(Task material)

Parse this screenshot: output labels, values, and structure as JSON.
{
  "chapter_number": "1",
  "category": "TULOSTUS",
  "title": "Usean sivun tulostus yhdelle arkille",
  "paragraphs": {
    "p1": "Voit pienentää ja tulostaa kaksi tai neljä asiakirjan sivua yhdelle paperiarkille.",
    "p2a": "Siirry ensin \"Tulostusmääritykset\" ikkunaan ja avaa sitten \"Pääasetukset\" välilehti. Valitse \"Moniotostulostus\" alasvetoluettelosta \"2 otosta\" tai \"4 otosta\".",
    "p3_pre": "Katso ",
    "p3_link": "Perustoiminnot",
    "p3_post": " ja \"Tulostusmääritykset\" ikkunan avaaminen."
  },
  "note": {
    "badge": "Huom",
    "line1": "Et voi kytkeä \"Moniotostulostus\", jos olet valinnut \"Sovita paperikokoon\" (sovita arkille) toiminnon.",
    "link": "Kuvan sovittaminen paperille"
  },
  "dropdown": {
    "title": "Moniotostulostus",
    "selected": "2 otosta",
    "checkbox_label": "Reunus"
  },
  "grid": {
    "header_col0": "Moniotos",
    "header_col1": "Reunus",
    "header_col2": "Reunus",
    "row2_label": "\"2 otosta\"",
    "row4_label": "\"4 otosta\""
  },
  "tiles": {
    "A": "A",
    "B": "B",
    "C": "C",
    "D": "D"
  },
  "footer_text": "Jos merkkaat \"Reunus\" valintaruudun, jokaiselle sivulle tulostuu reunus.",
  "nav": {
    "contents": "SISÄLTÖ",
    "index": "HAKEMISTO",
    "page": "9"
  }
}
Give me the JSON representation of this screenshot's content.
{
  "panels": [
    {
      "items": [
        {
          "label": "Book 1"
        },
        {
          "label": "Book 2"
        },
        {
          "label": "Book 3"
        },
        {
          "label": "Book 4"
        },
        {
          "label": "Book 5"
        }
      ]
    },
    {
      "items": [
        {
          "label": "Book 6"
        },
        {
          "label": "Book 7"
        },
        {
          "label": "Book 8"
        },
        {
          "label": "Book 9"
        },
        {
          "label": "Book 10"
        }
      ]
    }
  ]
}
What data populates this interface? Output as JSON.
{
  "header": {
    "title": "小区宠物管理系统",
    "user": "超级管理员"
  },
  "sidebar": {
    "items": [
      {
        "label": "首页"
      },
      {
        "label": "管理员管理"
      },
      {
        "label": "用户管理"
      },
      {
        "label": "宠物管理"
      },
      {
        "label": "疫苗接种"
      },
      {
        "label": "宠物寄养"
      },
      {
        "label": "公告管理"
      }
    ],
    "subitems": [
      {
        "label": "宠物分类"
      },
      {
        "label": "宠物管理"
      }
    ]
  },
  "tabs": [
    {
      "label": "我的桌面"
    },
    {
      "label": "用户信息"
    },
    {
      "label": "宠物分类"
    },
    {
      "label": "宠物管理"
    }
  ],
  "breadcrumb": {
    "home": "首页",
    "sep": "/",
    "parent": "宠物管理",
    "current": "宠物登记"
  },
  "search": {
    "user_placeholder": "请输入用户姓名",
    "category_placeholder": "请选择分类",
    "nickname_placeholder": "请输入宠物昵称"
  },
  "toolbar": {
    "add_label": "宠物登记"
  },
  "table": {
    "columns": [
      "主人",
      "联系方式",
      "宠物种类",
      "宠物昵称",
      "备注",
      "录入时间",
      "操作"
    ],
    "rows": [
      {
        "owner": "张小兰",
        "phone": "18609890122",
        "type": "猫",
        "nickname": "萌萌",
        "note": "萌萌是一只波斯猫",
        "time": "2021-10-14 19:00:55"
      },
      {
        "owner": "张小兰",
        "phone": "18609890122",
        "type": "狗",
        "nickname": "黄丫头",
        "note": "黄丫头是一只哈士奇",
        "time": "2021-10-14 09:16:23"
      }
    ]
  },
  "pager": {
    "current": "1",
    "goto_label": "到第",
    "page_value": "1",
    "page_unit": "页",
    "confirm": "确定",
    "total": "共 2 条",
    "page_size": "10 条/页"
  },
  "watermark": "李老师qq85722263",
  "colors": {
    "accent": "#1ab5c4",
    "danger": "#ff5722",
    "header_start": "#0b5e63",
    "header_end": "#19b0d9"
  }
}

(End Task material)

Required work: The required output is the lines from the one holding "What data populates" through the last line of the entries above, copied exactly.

Solution to this problem:
What data populates this interface? Output as JSON.
{
  "header": {
    "title": "小区宠物管理系统",
    "user": "超级管理员"
  },
  "sidebar": {
    "items": [
      {
        "label": "首页"
      },
      {
        "label": "管理员管理"
      },
      {
        "label": "用户管理"
      },
      {
        "label": "宠物管理"
      },
      {
        "label": "疫苗接种"
      },
      {
        "label": "宠物寄养"
      },
      {
        "label": "公告管理"
      }
    ],
    "subitems": [
      {
        "label": "宠物分类"
      },
      {
        "label": "宠物管理"
      }
    ]
  },
  "tabs": [
    {
      "label": "我的桌面"
    },
    {
      "label": "用户信息"
    },
    {
      "label": "宠物分类"
    },
    {
      "label": "宠物管理"
    }
  ],
  "breadcrumb": {
    "home": "首页",
    "sep": "/",
    "parent": "宠物管理",
    "current": "宠物登记"
  },
  "search": {
    "user_placeholder": "请输入用户姓名",
    "category_placeholder": "请选择分类",
    "nickname_placeholder": "请输入宠物昵称"
  },
  "toolbar": {
    "add_label": "宠物登记"
  },
  "table": {
    "columns": [
      "主人",
      "联系方式",
      "宠物种类",
      "宠物昵称",
      "备注",
      "录入时间",
      "操作"
    ],
    "rows": [
      {
        "owner": "张小兰",
        "phone": "18609890122",
        "type": "猫",
        "nickname": "萌萌",
        "note": "萌萌是一只波斯猫",
        "time": "2021-10-14 19:00:55"
      },
      {
        "owner": "张小兰",
        "phone": "18609890122",
        "type": "狗",
        "nickname": "黄丫头",
        "note": "黄丫头是一只哈士奇",
        "time": "2021-10-14 09:16:23"
      }
    ]
  },
  "pager": {
    "current": "1",
    "goto_label": "到第",
    "page_value": "1",
    "page_unit": "页",
    "confirm": "确定",
    "total": "共 2 条",
    "page_size": "10 条/页"
  },
  "watermark": "李老师qq85722263",
  "colors": {
    "accent": "#1ab5c4",
    "danger": "#ff5722",
    "header_start": "#0b5e63",
    "header_end": "#19b0d9"
  }
}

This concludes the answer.